One by one, the bugs recovered and skittered toward her. She felt a profound sense of loss as she realized her sacrifice would be for nothing. 302 had enough force to shake the bridge and even break it from most of its foundations, but in the end it just hadn’t been enough.
She thrust the sticks forward and glared out at the bugs as smoke billowed out from the distressed machinery. Counting down, she looked on as three bugs in the lead leapt across the gap at her.
At the last moment, a huge fist of steel swung across her view as the arm of T-Rex sliced through the top of the bridge structure and smashed the bugs. 302 lurched forward at the sounds of snapping steel and cracking concrete. The addition of T-Rex’s punch tipped the scales in 302’s favor as the western half of the bridge pivoted away from its foundation.
Clara cackled as the machine bumped across uneven terrain as she followed the end of the bridge, pushing it down into the fast-moving river. It wasn’t until she tried to arrest her forward momentum, satisfied the bridge was gone, that she recalled she was unable to reverse, or even fully stop.
For a moment, the machine simply sat in the water, too heavy to be bothered by the river’s current, slowly sinking into the mud. The tracks continued to pull her forward, however and she finally recognized her peril.
Jumping from her seat, she climbed onto the 302’s back as it sank forward into the river, suction and current threatening to pull her under. With strong strokes, she swam with the current and angled back to shore.
A few minutes later and half a kilometer downstream she pulled herself up onto the muddy bank.

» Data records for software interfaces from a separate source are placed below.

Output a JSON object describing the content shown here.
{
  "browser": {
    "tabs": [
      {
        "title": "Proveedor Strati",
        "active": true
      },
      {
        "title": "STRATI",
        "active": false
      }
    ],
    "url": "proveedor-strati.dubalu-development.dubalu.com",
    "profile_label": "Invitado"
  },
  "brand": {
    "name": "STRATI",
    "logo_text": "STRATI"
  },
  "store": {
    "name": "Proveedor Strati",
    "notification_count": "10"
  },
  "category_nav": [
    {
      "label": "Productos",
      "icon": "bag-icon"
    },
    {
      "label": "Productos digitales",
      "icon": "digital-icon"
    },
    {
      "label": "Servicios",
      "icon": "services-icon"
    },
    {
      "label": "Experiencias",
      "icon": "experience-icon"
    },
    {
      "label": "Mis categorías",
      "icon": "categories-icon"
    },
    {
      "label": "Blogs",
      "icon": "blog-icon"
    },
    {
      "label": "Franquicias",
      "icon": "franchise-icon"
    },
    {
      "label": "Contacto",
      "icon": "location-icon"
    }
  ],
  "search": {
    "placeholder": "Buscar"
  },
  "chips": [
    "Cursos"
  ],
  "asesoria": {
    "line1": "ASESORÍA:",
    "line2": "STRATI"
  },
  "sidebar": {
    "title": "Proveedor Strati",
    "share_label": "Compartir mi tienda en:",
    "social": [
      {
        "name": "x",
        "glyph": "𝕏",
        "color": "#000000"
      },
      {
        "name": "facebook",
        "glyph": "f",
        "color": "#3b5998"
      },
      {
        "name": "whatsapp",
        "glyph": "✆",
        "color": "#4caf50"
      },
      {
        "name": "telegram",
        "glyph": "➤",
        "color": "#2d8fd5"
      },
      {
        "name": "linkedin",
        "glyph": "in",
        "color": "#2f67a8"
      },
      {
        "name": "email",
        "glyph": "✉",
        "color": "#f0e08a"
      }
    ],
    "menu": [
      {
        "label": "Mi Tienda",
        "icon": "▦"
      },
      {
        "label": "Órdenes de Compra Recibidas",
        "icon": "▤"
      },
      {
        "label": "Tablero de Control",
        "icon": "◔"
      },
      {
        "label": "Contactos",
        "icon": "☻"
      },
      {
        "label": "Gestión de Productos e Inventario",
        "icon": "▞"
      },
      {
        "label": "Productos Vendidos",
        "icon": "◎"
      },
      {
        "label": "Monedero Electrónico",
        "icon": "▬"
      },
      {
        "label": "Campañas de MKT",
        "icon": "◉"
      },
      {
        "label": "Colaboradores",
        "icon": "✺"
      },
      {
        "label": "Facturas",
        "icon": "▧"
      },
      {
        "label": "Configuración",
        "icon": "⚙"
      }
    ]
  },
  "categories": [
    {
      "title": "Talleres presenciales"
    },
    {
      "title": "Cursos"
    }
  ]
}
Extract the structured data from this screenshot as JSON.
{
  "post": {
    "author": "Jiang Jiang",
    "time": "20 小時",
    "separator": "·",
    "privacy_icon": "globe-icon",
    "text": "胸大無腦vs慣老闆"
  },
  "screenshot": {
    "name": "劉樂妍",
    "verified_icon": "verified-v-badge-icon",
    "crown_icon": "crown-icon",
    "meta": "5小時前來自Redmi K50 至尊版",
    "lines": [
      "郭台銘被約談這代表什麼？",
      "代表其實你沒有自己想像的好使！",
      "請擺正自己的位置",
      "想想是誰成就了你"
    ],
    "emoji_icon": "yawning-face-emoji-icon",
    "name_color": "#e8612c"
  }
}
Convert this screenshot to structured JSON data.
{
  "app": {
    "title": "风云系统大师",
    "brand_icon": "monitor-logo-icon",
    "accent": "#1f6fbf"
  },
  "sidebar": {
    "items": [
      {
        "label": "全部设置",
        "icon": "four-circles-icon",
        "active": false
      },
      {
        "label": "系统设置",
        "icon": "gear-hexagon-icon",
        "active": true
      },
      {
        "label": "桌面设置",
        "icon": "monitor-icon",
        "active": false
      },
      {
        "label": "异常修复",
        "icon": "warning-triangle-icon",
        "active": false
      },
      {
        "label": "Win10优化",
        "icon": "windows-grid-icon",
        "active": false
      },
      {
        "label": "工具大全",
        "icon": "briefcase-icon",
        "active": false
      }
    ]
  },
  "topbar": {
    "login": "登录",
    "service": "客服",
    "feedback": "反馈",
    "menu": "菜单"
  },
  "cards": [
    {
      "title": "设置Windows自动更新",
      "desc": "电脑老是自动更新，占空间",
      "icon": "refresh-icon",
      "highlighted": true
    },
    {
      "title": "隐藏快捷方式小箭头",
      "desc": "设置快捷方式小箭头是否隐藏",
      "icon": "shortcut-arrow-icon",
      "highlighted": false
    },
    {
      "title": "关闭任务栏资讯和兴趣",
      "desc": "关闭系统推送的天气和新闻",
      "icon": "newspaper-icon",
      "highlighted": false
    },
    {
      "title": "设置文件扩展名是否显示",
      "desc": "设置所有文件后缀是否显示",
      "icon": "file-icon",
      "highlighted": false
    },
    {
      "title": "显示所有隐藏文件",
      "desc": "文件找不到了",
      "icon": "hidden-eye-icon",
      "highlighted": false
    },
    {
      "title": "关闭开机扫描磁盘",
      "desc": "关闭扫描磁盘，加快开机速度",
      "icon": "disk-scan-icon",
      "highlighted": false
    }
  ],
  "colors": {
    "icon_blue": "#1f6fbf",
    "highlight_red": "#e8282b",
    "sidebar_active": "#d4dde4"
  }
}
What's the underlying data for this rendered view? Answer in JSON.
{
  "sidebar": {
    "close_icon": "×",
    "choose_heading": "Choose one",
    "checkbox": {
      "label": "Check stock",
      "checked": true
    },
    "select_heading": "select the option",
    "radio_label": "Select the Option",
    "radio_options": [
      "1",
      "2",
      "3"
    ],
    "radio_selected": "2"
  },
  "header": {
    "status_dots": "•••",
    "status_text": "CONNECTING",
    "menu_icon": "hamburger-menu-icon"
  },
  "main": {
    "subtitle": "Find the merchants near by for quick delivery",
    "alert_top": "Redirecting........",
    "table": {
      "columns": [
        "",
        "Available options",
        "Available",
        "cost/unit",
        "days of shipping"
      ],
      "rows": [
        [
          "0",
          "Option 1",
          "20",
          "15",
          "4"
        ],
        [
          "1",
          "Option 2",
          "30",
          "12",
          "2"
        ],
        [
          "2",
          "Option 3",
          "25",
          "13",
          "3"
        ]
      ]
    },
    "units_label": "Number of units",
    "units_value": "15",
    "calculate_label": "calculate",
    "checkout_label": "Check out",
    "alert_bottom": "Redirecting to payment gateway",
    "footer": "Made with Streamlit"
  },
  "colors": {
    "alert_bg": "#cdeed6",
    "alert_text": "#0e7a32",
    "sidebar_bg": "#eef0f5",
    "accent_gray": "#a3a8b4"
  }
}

“Dad?” she called over her comms, only to discover her earwig had been lost to the river.